  • probiotics;
  • NC/Nga mouse;
  • proinflammatory cytokine;
  • CD86


The administration of probiotic lactic acid bacteria (LAB) has been studied for its potential to prevent atopic dermatitis (AD). The objective of this study was to assess the inhibitory mechanism of a skin lesion by LAB using an experimental model that we previously demonstrated in NC/Nga mice. Lactobacillus johnsonii NCC533 (La1) was administered orally to the La1 group from 20 to 22 days after birth, while phosphate-buffered saline was given to the control group. After the induction of skin lesions in 6-week-old mice, the expression of genes supposedly involved in AD was evaluated.

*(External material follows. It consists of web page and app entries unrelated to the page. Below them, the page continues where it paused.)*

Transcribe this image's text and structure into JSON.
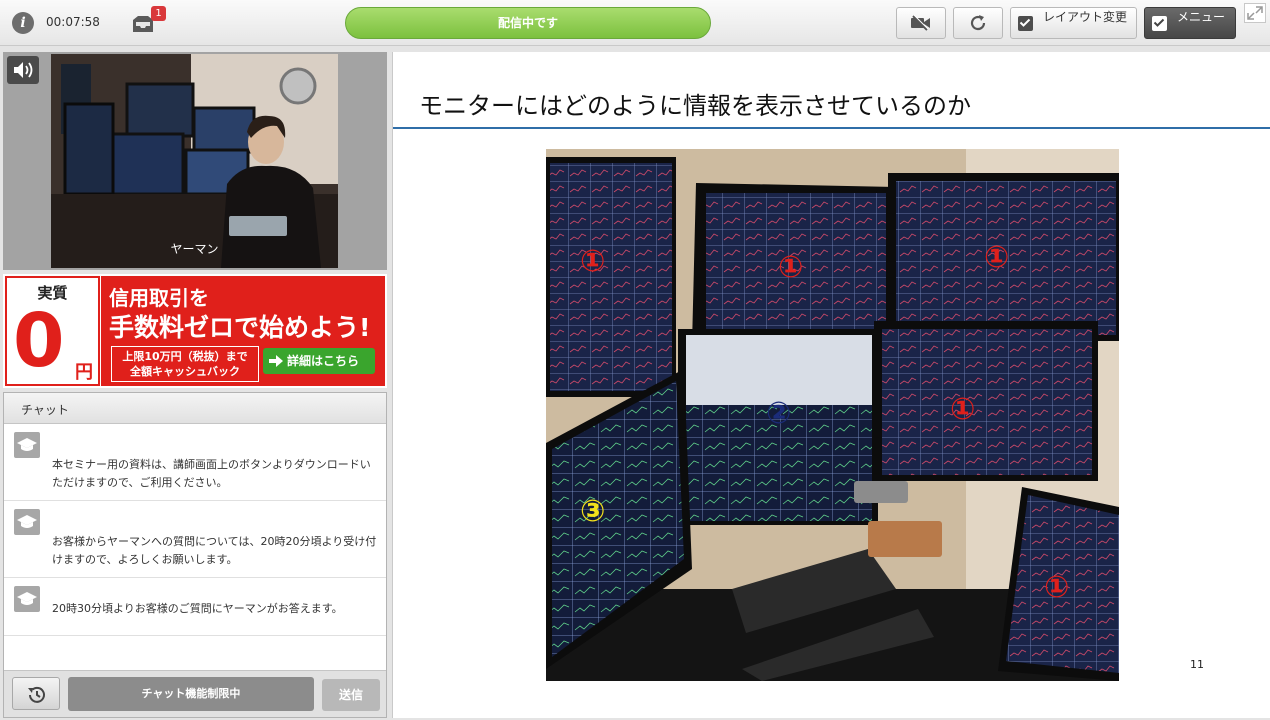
{
  "topbar": {
    "elapsed_time": "00:07:58",
    "notification_count": "1",
    "status_text": "配信中です",
    "layout_button_label": "レイアウト変更",
    "menu_button_label": "メニュー"
  },
  "video": {
    "presenter_name": "ヤーマン"
  },
  "ad": {
    "label_jissitsu": "実質",
    "zero": "0",
    "yen": "円",
    "line1": "信用取引を",
    "line2": "手数料ゼロで始めよう!",
    "small_line1": "上限10万円（税抜）まで",
    "small_line2": "全額キャッシュバック",
    "detail_button": "詳細はこちら"
  },
  "chat": {
    "title": "チャット",
    "messages": [
      {
        "text": "本セミナー用の資料は、講師画面上のボタンよりダウンロードいただけますので、ご利用ください。"
      },
      {
        "text": "お客様からヤーマンへの質問については、20時20分頃より受け付けますので、よろしくお願いします。"
      },
      {
        "text": "20時30分頃よりお客様のご質問にヤーマンがお答えます。"
      }
    ],
    "input_text": "チャット機能制限中",
    "send_label": "送信"
  },
  "slide": {
    "title": "モニターにはどのように情報を表示させているのか",
    "page_number": "11",
    "markers": [
      "①",
      "①",
      "①",
      "②",
      "①",
      "③",
      "①"
    ]
  },
  "colors": {
    "status_green": "#7cc13e",
    "ad_red": "#e0201b",
    "slide_rule_blue": "#2f6ea8",
    "marker_red": "#e0201b",
    "marker_blue": "#1b2c7a",
    "marker_yellow": "#f3e21c"
  },
  "icons": [
    "info-icon",
    "tray-icon",
    "camera-off-icon",
    "refresh-icon",
    "checkbox-icon",
    "expand-icon",
    "speaker-icon",
    "graduation-cap-icon",
    "history-icon",
    "arrow-right-icon"
  ]
}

Gene expression of the proinflammatory cytokines [interleukin-8 (IL-8), IL-12 and IL-23] was significantly enhanced in the lesional skin of the control group by the induction of the lesion, whereas gene expression of those in the La1 group was not elevated. Interestingly, expression of the costimulatory molecule CD86 showed a pattern similar to the expression of the cytokines in the lesional skin. Moreover, the La1 group showed a significantly lower gene expression of CD86 in Peyer's patches and mesenteric lymph nodes than the control group. The suppression of proinflammatory cytokines and CD86 by primary administration of La1 may significantly contribute to the inhibitory effect on the skin lesion.